Boys volleyball players high five on senior night. The boys volleyball team played against Fort Zumwalt West on April 26, 2022. The boys won all three sets taking the win over FZW.

Most coaches always use the motto ‘school before sports’. Yet some athletes find it hard to decide which one is more important in a situation where they feel committed and want to improve in both. From parents to teammates that are more sport driven, it can get difficult to know when to draw the line and start focusing on whats more important.

The boy’s volleyball team at FHN has about three-hour long practices every day after school during their spring season. Even though player and senior Jack Stover has figured out how to balance his school, athletic and social life, his coach Robin Yuede has had situations where players of hers could not handle the pressure of balancing these things. 

“I think it’s become a lot harder to balance,” Yuede said. “When I was in school, there wasn’t so much pressure to do as much as I just played volleyball and that’s it.” 

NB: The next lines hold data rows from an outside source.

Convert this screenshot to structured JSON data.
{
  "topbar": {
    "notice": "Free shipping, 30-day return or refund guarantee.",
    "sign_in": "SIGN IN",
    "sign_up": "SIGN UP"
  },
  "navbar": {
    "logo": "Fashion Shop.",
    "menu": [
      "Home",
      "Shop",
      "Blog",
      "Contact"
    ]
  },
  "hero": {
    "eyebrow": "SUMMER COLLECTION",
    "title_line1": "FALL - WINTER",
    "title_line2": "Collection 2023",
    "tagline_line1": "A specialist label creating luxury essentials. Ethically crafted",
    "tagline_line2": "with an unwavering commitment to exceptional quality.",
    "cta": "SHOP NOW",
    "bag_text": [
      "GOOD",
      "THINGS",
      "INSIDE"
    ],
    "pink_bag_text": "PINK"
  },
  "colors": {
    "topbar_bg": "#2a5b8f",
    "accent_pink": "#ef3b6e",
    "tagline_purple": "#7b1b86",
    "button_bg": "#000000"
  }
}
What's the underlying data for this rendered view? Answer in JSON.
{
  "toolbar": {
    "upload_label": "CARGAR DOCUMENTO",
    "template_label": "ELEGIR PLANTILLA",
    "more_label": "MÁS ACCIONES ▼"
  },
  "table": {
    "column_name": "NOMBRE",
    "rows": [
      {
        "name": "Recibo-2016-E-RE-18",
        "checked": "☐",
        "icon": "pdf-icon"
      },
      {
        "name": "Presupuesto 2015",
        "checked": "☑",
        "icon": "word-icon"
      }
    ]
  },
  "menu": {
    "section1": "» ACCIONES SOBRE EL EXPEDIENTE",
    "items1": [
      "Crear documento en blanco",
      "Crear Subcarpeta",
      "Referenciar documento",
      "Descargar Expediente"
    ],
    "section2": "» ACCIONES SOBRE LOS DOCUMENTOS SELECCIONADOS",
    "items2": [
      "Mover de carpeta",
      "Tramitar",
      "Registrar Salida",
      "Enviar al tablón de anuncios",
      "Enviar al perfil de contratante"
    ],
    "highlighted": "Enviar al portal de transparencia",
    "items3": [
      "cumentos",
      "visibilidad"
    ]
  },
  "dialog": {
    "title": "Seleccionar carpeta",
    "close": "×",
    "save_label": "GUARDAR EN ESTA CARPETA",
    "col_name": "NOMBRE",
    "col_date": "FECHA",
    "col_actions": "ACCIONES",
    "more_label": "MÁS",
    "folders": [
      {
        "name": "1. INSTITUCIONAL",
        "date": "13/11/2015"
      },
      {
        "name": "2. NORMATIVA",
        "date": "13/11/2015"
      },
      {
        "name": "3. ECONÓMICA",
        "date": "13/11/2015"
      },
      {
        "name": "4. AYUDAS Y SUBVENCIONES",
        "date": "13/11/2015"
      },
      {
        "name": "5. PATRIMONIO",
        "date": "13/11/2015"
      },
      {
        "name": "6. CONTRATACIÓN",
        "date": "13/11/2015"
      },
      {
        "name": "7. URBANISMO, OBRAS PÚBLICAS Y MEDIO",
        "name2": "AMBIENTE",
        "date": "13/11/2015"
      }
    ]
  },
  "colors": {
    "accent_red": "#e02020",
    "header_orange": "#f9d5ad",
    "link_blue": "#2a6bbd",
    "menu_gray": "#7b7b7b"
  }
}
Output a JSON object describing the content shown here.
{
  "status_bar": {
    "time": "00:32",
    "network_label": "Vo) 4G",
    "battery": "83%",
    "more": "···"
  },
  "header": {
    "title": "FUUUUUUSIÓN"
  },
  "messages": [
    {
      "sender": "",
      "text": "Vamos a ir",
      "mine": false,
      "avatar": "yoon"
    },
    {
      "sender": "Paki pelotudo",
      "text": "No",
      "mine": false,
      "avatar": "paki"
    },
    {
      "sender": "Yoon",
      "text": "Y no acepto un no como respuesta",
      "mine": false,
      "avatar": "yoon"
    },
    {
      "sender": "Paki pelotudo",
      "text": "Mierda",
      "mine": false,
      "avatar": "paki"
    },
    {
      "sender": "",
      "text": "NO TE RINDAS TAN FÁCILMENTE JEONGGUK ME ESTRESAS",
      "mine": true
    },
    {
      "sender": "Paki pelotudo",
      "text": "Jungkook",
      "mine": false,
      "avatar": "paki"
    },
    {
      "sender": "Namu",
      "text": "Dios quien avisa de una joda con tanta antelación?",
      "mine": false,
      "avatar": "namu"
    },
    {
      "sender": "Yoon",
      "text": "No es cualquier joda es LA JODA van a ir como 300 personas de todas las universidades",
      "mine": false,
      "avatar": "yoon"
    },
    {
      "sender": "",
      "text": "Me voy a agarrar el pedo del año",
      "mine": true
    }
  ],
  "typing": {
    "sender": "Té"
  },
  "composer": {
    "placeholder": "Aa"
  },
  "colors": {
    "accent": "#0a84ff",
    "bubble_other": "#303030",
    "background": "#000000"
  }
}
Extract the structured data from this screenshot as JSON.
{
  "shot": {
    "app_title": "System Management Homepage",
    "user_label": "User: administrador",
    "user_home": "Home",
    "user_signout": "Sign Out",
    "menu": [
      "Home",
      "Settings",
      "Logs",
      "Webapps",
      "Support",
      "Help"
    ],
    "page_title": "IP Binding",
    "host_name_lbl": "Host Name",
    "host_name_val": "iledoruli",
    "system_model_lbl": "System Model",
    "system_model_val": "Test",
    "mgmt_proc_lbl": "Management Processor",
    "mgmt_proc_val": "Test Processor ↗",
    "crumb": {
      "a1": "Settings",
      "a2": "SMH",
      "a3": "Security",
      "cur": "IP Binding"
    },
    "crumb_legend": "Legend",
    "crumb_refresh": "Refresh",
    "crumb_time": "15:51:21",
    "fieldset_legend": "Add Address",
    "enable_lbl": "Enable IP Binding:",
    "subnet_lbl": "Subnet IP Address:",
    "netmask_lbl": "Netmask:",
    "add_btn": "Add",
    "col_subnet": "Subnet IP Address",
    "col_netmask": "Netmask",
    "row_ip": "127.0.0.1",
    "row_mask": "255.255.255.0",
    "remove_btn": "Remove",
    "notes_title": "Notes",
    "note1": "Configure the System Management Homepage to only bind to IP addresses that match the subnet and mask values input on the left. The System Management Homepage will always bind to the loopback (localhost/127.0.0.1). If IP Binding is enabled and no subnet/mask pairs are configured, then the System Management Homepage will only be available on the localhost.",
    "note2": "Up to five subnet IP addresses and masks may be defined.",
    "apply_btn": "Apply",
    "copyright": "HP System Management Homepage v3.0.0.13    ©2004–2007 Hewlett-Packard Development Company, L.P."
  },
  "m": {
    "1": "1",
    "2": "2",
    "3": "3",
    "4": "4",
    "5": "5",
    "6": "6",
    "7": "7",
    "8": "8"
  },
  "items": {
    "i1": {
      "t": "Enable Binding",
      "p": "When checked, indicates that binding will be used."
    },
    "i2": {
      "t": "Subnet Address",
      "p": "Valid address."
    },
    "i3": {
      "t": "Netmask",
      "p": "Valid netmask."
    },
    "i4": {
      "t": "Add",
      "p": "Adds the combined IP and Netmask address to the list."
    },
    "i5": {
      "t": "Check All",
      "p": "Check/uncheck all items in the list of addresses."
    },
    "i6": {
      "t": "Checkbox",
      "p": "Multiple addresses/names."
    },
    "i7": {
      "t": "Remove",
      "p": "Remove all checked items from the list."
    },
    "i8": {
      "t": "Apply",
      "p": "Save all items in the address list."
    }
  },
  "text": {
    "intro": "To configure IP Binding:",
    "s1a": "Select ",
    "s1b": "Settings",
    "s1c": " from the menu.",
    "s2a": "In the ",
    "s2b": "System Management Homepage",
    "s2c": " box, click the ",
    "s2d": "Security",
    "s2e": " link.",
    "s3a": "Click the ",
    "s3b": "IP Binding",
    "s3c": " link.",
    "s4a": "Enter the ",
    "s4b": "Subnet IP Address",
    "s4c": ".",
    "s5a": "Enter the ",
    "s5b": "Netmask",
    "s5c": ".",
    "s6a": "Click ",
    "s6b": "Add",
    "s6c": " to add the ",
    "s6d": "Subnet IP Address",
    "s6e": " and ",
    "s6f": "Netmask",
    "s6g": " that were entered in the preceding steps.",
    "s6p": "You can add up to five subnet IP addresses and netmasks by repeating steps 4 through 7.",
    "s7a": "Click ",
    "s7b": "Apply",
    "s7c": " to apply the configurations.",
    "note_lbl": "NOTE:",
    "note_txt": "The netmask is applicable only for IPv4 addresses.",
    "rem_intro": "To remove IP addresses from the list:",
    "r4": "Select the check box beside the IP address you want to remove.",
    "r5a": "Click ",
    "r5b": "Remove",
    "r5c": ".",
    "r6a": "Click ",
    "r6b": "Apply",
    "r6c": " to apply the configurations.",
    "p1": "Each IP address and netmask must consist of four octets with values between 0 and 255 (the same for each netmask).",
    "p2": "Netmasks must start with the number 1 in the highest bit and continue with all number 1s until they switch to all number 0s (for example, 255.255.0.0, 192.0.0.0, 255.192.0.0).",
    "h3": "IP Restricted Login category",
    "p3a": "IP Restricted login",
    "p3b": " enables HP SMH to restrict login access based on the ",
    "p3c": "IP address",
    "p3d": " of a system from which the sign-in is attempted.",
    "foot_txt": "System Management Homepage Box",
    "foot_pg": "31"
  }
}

Teachers and parents usually recommend participating in extracurricular activities and sports but some students find themselves participating in a lot of these activities which can cause more stress in their lives. When students have multiple activities on their to-do lists, it can interfere with their school work which is a priority to most. Having long practices, club meetings, and maybe even working a job to earn some money is sometimes too much. Balancing these things and keeping stress down is important for students to be successful.

“I would give them the advice to look at it from a different perspective,” Stover said. “Give it a thought of why I love this sport. Why did I love this sport? Why do I continue to play and why should I continue to play?”

Since Stover knows how to balance his workload, his advice should not be taken lightly. Students have to take multiple factors into consideration when their school work or stress levels become worse. 

“If they love the sport and enjoy the sport and make it fun, then they’re going to want to be around and involved in the sport and want to continue playing,” Yuede said.